Do you remember the first time you encountered yoga? It is important to try to recall the feelings we had regarding our first experience. It is really interesting to try to recollect the reason why we decided to try practicing yoga in the first place. There are multiple reasons why we might find interest in trying yoga. Perhaps it is to try a new form of exercise, lose some weight, increase our flexibility and strength, or even to delve deeper into our understanding of spirituality and self inquiry. Regardless of the reason, if we can first become clear about the “why”, we can begin to see how we have grown since that time.

  
Do you feel like you have progressed since your first encounter with yoga? I feel progression is a lot easier to measure once you establish your self in a practice for a long duration. Exactly how long? That will depend on each person. I remember the first time I tried yoga it was in the form of Mantra yoga and it required chanting words using japan mala(108 beads strung together to serve as a tool to keep focussed on the mantra recitation). I quickly found that it wasn’t as easy as I thought it would be but I did notice some positive effects very soon thereafter. I did not stick with it though for any continuation so it is challenging to say how effective it could of been had I made a daily ritual of it. I mention this because progression seems to rely heavily on endurance with dedication to one form of yoga for an extended span of time.
If we were to come to the realization that we do not feel like we have progressed this would probably be due to two factors. One, are we still practicing? The second being, do we have faith the practice will take us to our goal? If the answer to the first question is no, then I think it is probably obvious as to why we don’t see any transformation. If the answer is yes and we still do not feel like there is an unfolding of development then the big question becomes, do we believe in the method of practice to begin with?
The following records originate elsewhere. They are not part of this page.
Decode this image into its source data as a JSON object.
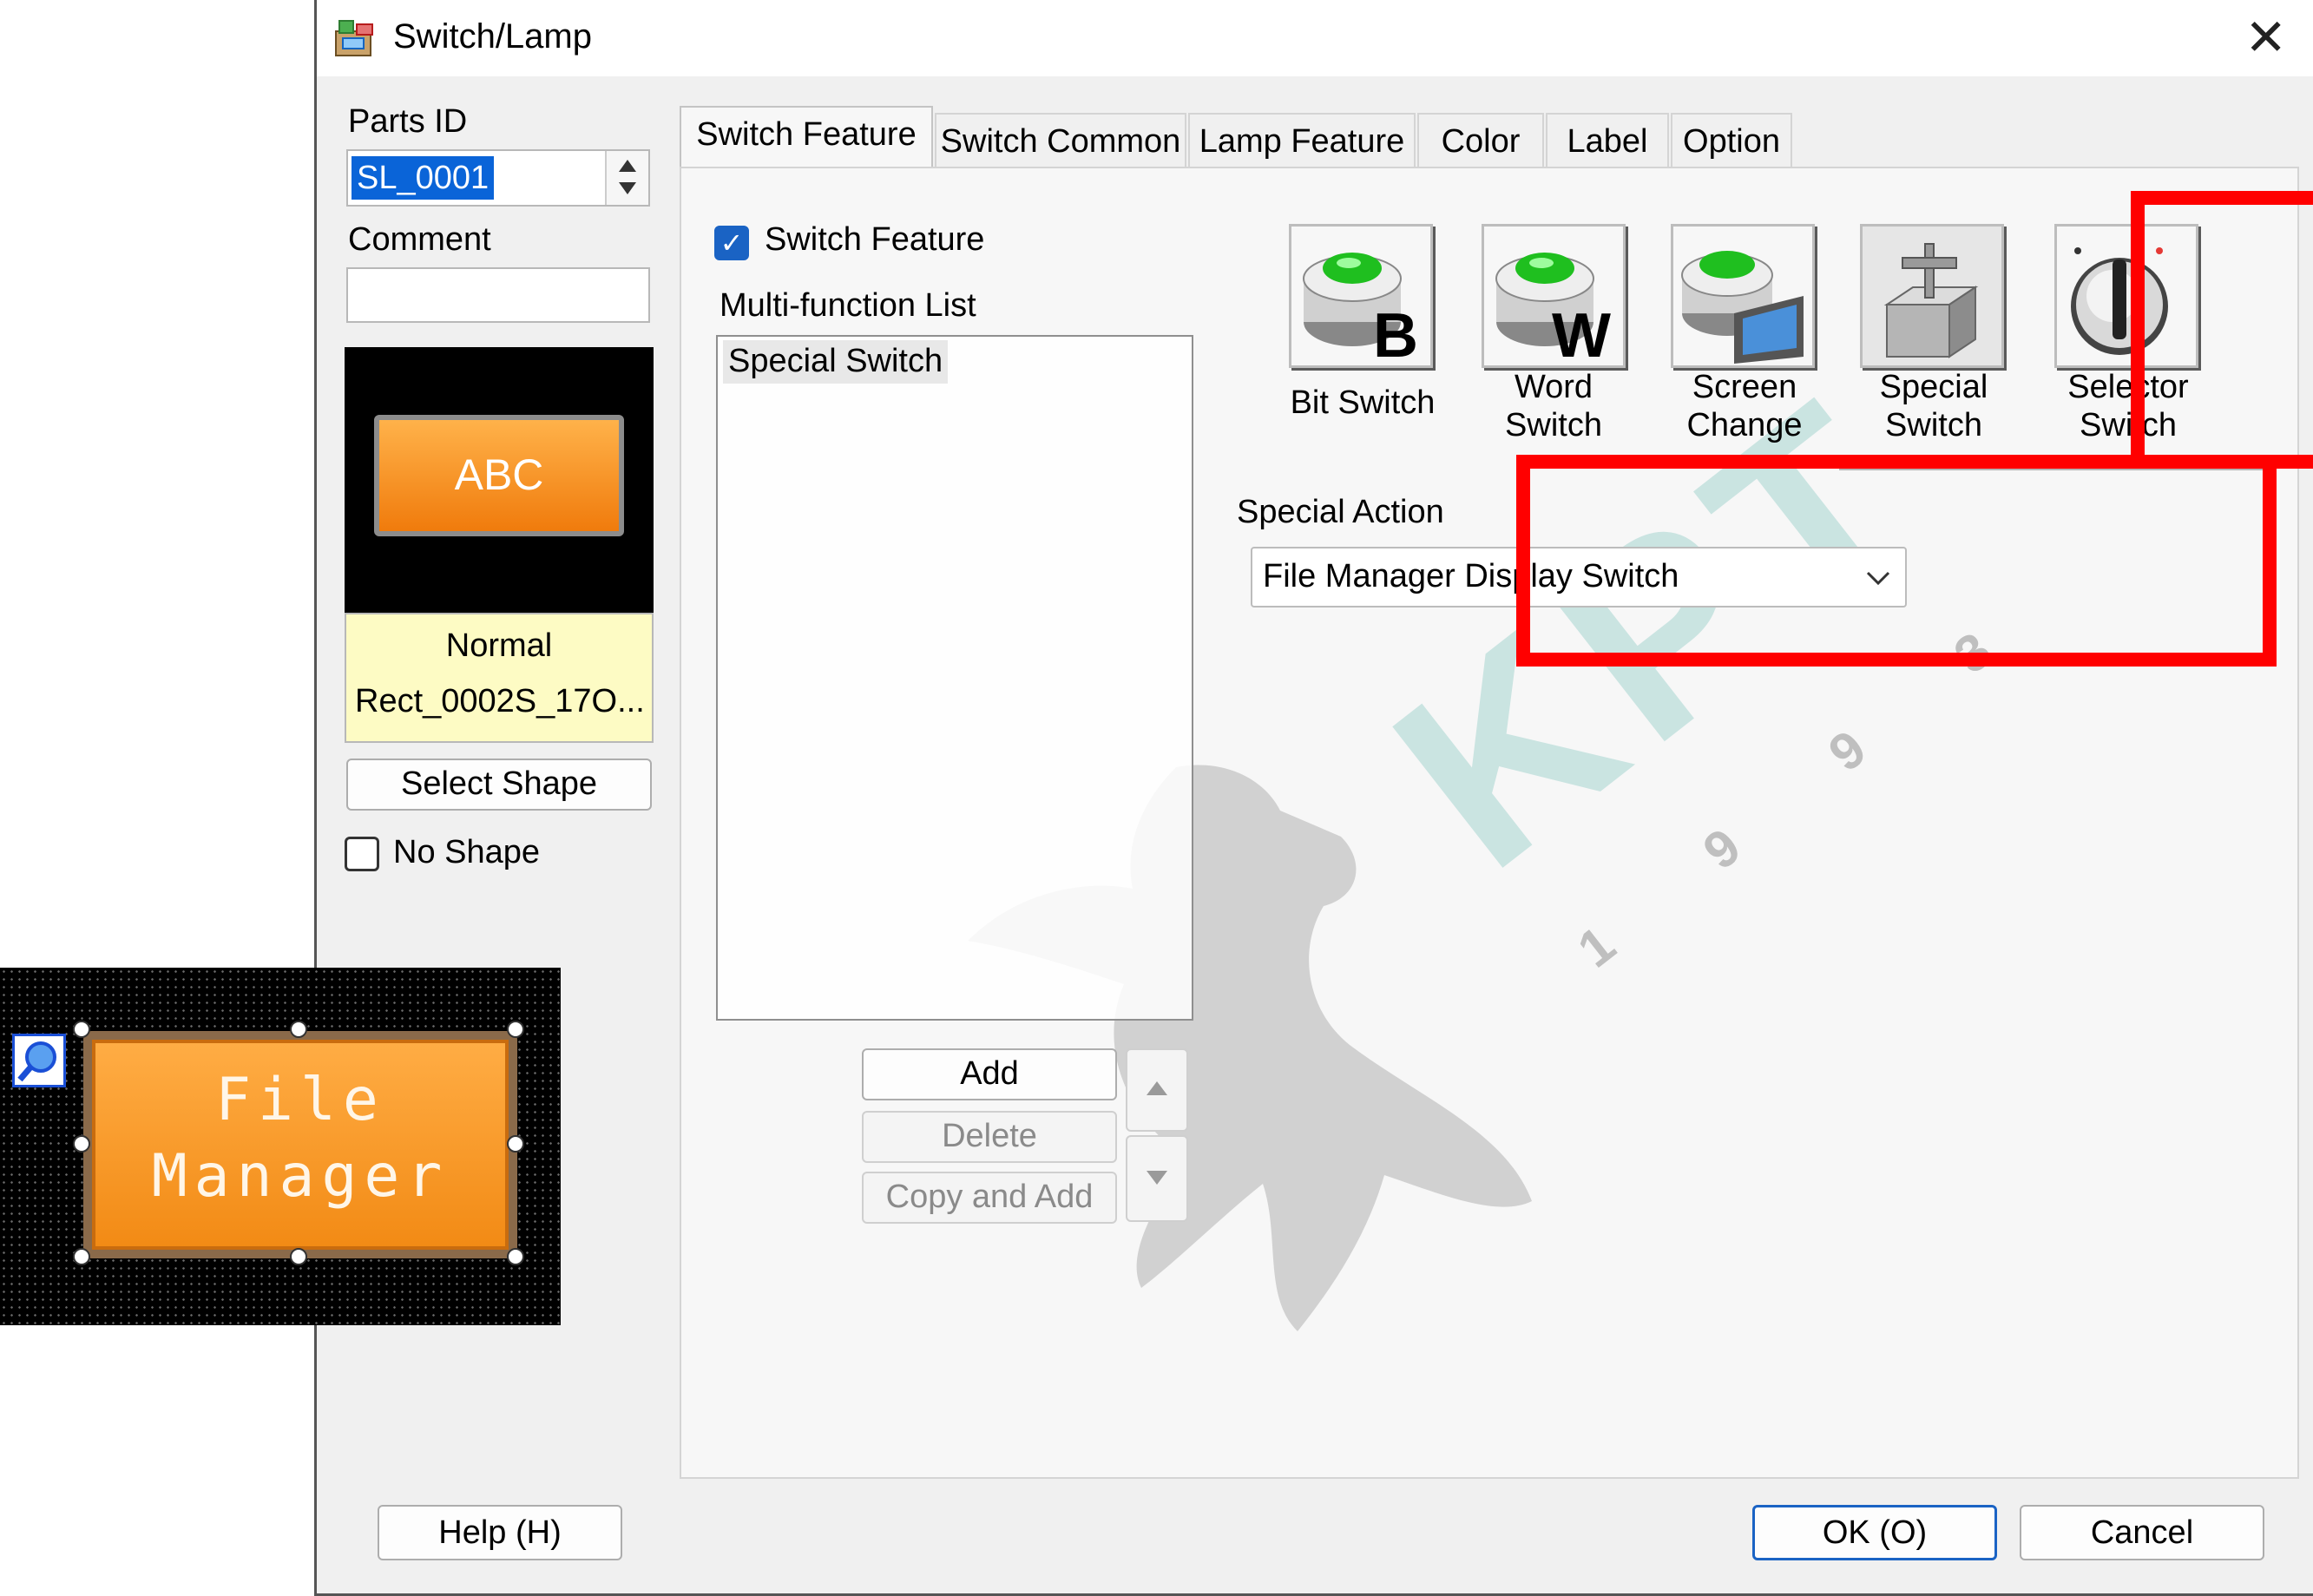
{
  "window": {
    "title": "Switch/Lamp",
    "close_glyph": "✕"
  },
  "left_panel": {
    "parts_id_label": "Parts ID",
    "parts_id_value": "SL_0001",
    "comment_label": "Comment",
    "comment_value": "",
    "preview_text": "ABC",
    "preview_state": "Normal",
    "preview_shape": "Rect_0002S_17O...",
    "select_shape_label": "Select Shape",
    "no_shape_label": "No Shape",
    "no_shape_checked": false
  },
  "tabs": [
    "Switch Feature",
    "Switch Common",
    "Lamp Feature",
    "Color",
    "Label",
    "Option"
  ],
  "active_tab": "Switch Feature",
  "switch_feature": {
    "enable_label": "Switch Feature",
    "enabled": true,
    "list_label": "Multi-function List",
    "list_items": [
      "Special Switch"
    ],
    "add_label": "Add",
    "delete_label": "Delete",
    "copy_add_label": "Copy and Add"
  },
  "switch_types": [
    {
      "line1": "Bit Switch",
      "line2": "",
      "icon": "bit-switch-icon"
    },
    {
      "line1": "Word",
      "line2": "Switch",
      "icon": "word-switch-icon"
    },
    {
      "line1": "Screen",
      "line2": "Change",
      "icon": "screen-change-icon"
    },
    {
      "line1": "Special",
      "line2": "Switch",
      "icon": "special-switch-icon"
    },
    {
      "line1": "Selector",
      "line2": "Switch",
      "icon": "selector-switch-icon"
    }
  ],
  "selected_switch_type": "Special Switch",
  "special_action": {
    "label": "Special Action",
    "value": "File Manager Display Switch"
  },
  "footer": {
    "help_label": "Help (H)",
    "ok_label": "OK (O)",
    "cancel_label": "Cancel"
  },
  "canvas_part": {
    "line1": "File",
    "line2": "Manager"
  },
  "watermark": {
    "text": "KPT",
    "year": "1993"
  },
  "colors": {
    "highlight": "#ff0000",
    "part_orange": "#f7941d",
    "selection_blue": "#0a64d8",
    "watermark_teal": "#b8dcd9"
  }
}
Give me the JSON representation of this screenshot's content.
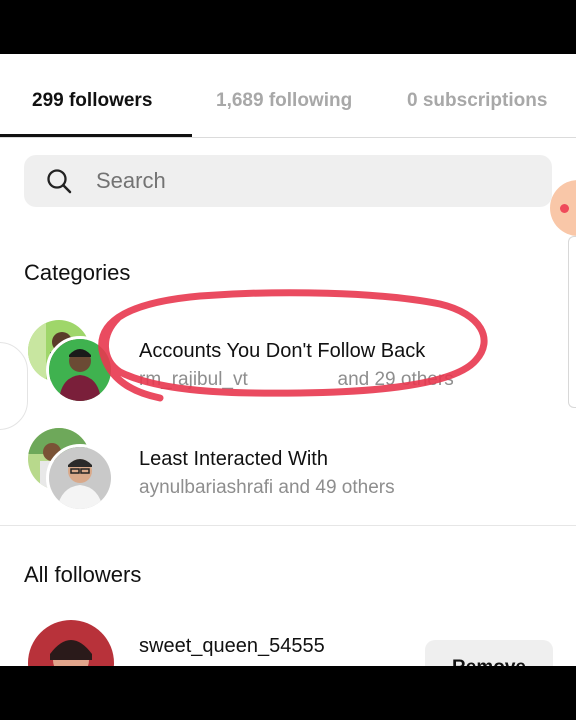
{
  "tabs": [
    {
      "label": "299 followers",
      "active": true
    },
    {
      "label": "1,689 following",
      "active": false
    },
    {
      "label": "0 subscriptions",
      "active": false
    }
  ],
  "search": {
    "placeholder": "Search",
    "icon": "search-icon"
  },
  "categories": {
    "heading": "Categories",
    "items": [
      {
        "title": "Accounts You Don't Follow Back",
        "subtitle": "rm_rajibul_vt                 and 29 others"
      },
      {
        "title": "Least Interacted With",
        "subtitle": "aynulbariashrafi and 49 others"
      }
    ]
  },
  "all_followers": {
    "heading": "All followers",
    "items": [
      {
        "username": "sweet_queen_54555",
        "action_label": "Remove"
      }
    ]
  },
  "colors": {
    "accent_annotation": "#e8374f",
    "text_primary": "#111111",
    "text_secondary": "#8e8e8e",
    "search_bg": "#efefef"
  }
}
I say this is the “big question” because believing in what you are doing is one of the golden keys to success. If from the core of your being you feel that your method of practice is sound and true, then a favorable outcome is bound to occur. Faith constitutes a cornerstone in the path to progress.

  
I found myself reflecting on these questions today as we are coming to the close of our Third Series Teacher Training with Tim Miller. I feel like these two weeks have been an incredible opportunity for growth and development. When I first started practicing asana yoga I undoubtedly was attracted to the challenge of the posture practice. I was enthralled with trying to deepen my poses purely in the realm of the physical. To be very honest I am excited about this aspect of the practice more than ever before. Exposing myself to this group of practitioners has inspired me beyond measure. As I probe the question a bit more deeply though I can’t help but feel that my understanding of yoga and its purpose is what is truly evolving. Is it because of the asana I am feeling so much indebtedness? Perhaps it is because Tim has opened me up to a multitude of complimentary practices (asana, pranayama, bhakti, kirtan and mantra) that I am feeling such a deep sense of gratitude? Regardless, I feel that my whole focus has radically shifted from a place of desiring progress through the physical to a place of thankfulness for the transpersonal. That is an appreciation with states or areas of consciousness beyond the limits of personal identity. In some miraculous way I feel that I have been able to shed a few of my inhibitions and the moral support of the gathering of these folks has given me a renewed sense of accomplishment. Thank you for this as I am deeply beholden.